» PROBLEM STATEMENT
Find the word "Błonnik" in the listing; pull out each line holding it.

» RECORDS FOR THIS TASK
━━━━

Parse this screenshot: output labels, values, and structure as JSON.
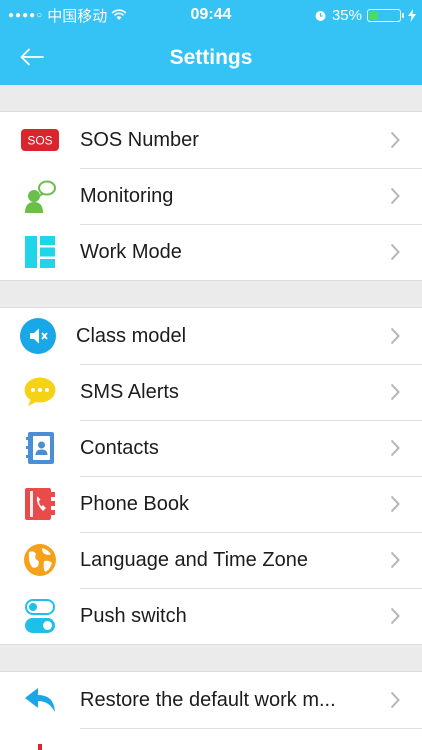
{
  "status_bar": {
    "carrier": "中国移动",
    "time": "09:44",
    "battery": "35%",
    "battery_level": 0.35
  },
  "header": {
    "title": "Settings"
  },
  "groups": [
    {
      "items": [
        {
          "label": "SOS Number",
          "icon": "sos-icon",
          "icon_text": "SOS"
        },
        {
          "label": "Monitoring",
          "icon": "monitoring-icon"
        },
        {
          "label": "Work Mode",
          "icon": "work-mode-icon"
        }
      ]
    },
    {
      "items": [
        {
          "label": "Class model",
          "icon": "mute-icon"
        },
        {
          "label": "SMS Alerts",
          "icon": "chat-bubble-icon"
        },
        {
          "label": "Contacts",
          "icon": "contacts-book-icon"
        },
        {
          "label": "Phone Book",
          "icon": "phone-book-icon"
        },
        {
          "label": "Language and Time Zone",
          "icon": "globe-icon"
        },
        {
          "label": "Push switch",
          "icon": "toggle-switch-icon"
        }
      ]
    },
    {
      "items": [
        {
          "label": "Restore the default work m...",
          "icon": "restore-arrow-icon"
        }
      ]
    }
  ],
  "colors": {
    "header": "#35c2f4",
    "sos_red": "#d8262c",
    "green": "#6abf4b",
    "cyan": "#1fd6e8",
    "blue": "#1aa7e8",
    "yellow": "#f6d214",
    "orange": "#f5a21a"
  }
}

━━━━

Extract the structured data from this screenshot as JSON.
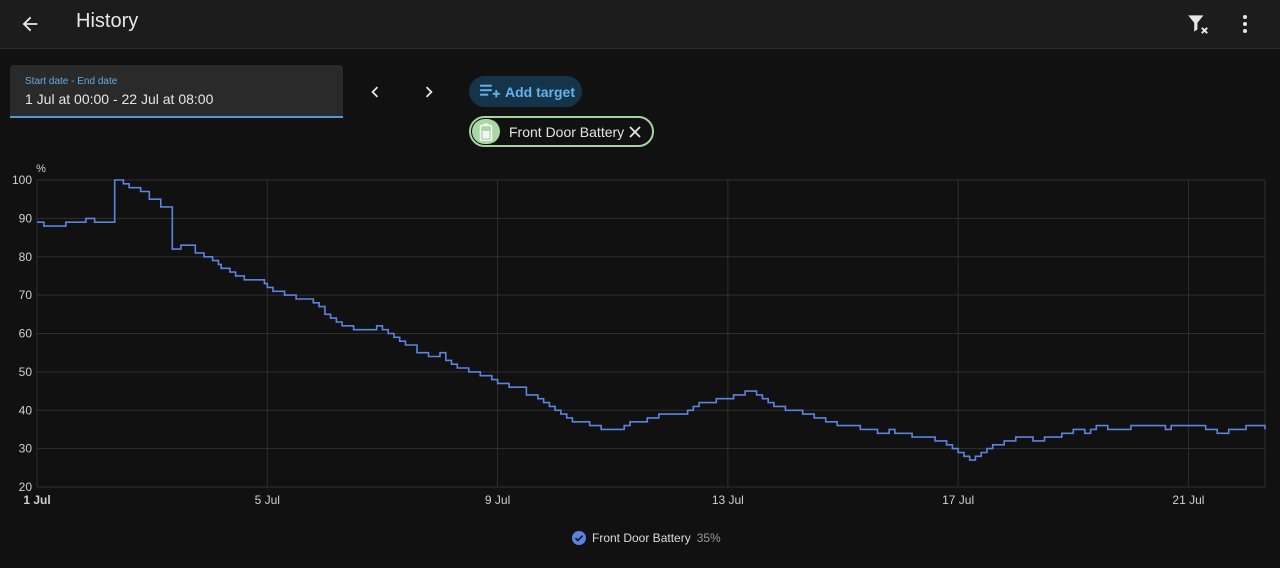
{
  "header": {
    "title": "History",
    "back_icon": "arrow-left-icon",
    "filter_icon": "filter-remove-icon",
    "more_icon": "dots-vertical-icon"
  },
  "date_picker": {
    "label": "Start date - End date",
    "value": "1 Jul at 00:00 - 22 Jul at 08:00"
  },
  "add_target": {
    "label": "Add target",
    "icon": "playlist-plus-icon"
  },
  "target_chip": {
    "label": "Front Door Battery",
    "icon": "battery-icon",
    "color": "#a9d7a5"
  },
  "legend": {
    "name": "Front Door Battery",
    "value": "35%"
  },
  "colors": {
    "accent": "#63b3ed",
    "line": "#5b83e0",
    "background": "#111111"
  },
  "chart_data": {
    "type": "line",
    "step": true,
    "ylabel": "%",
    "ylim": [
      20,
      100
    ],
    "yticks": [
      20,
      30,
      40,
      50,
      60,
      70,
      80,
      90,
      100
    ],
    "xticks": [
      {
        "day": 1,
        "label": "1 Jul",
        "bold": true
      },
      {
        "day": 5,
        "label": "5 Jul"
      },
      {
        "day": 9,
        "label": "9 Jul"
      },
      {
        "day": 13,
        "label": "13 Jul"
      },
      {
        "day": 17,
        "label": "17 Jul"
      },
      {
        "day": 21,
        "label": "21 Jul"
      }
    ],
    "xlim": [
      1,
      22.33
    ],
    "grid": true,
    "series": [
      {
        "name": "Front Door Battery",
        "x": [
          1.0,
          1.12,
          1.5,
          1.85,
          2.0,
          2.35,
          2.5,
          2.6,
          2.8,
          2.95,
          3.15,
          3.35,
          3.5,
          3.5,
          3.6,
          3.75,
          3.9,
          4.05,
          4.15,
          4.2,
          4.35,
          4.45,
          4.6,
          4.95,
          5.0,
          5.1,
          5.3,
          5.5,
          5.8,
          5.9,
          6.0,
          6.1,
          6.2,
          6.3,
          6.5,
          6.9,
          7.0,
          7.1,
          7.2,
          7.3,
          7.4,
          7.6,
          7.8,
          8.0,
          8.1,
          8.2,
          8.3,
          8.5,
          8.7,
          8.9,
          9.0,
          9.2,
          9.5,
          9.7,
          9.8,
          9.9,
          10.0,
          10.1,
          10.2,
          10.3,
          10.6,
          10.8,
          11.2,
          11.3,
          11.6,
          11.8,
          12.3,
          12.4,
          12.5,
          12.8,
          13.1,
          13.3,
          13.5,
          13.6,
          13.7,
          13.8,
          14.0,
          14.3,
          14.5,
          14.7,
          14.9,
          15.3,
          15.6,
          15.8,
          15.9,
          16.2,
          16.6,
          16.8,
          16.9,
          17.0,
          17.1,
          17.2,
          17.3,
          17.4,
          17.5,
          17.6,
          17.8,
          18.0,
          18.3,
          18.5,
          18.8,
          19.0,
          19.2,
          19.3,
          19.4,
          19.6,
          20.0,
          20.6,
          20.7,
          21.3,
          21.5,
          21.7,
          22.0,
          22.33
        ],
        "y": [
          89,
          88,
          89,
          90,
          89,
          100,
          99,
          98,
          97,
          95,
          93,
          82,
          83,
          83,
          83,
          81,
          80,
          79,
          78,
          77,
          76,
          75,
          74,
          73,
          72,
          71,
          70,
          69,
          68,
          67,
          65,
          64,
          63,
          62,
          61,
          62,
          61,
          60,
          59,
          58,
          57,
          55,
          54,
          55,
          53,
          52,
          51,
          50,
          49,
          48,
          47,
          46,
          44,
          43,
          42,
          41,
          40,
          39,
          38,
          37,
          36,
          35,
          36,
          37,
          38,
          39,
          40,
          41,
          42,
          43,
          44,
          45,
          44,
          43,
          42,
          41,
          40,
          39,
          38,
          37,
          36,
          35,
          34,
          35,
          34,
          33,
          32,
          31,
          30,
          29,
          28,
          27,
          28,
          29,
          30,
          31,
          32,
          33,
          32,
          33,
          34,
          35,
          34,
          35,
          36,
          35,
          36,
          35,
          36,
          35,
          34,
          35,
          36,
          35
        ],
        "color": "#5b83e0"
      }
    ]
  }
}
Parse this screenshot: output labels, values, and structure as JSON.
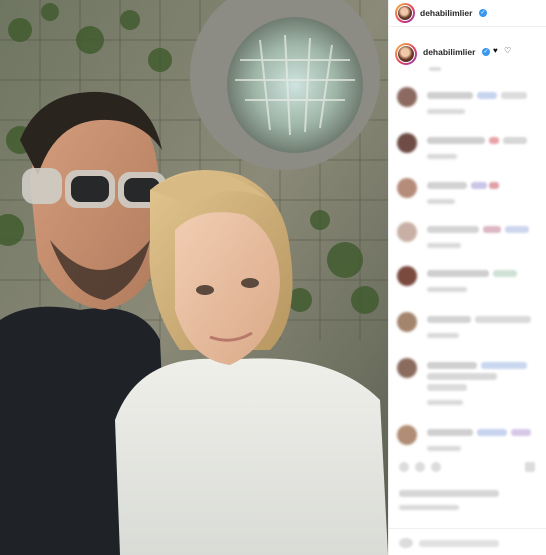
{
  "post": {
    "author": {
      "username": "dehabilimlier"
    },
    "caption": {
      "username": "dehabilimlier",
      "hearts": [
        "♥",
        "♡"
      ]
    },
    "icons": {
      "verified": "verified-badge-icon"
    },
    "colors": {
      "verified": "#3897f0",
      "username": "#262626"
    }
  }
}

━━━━

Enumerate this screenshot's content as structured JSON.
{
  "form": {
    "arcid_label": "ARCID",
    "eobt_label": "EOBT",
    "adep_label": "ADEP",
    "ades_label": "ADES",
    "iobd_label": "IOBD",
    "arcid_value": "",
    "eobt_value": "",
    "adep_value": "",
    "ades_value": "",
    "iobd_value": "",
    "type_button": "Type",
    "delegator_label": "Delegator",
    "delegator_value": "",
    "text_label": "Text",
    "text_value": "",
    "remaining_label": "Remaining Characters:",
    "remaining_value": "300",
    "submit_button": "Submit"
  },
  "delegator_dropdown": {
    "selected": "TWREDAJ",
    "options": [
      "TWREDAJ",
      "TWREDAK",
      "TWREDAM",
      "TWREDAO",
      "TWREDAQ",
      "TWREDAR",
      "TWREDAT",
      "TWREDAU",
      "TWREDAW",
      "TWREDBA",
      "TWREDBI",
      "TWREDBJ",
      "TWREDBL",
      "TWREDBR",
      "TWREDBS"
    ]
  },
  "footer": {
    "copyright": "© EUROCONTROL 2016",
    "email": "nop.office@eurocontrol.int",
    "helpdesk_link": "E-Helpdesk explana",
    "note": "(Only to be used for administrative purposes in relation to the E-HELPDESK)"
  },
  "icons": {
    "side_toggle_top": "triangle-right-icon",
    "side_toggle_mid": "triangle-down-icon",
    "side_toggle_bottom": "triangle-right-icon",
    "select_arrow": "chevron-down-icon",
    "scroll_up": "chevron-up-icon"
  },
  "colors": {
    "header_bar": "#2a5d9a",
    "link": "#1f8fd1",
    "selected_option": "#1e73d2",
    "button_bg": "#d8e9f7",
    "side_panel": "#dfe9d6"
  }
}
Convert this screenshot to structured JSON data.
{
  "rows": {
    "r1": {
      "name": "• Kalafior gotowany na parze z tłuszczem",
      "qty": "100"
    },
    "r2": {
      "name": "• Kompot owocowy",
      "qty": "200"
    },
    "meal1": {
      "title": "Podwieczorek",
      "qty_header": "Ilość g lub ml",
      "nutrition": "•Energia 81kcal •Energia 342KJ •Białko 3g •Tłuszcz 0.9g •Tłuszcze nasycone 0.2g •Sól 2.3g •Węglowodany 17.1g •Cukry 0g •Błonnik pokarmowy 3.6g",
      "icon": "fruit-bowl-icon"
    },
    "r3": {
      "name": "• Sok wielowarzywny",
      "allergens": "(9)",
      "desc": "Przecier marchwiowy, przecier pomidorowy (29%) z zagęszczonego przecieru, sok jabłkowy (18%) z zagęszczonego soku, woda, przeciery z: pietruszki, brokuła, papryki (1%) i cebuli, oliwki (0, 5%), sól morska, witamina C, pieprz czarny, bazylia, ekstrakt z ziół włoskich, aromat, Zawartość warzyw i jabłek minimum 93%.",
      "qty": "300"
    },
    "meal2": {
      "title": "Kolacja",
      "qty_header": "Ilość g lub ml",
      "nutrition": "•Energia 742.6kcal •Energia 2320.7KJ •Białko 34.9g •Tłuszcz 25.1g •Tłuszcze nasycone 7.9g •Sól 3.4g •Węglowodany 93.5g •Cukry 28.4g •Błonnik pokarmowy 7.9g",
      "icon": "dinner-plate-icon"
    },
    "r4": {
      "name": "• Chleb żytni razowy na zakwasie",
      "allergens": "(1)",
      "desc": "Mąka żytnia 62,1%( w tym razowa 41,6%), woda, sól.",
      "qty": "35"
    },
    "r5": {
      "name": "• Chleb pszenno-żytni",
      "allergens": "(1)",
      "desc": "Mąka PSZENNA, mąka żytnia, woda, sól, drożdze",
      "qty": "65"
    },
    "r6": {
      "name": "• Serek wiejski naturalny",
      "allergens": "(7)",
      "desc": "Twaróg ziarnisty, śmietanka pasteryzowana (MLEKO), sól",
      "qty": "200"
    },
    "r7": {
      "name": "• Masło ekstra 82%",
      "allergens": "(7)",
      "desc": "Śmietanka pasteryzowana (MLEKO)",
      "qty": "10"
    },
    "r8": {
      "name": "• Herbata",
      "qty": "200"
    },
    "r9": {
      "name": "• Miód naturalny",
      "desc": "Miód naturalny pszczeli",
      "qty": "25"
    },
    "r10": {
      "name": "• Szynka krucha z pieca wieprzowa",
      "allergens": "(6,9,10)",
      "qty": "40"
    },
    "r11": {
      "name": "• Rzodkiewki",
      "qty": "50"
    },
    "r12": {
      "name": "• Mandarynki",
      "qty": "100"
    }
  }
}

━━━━

» RESULT BELOW
      "nutrition": "•Energia 81kcal •Energia 342KJ •Białko 3g •Tłuszcz 0.9g •Tłuszcze nasycone 0.2g •Sól 2.3g •Węglowodany 17.1g •Cukry 0g •Błonnik pokarmowy 3.6g",
      "nutrition": "•Energia 742.6kcal •Energia 2320.7KJ •Białko 34.9g •Tłuszcz 25.1g •Tłuszcze nasycone 7.9g •Sól 3.4g •Węglowodany 93.5g •Cukry 28.4g •Błonnik pokarmowy 7.9g",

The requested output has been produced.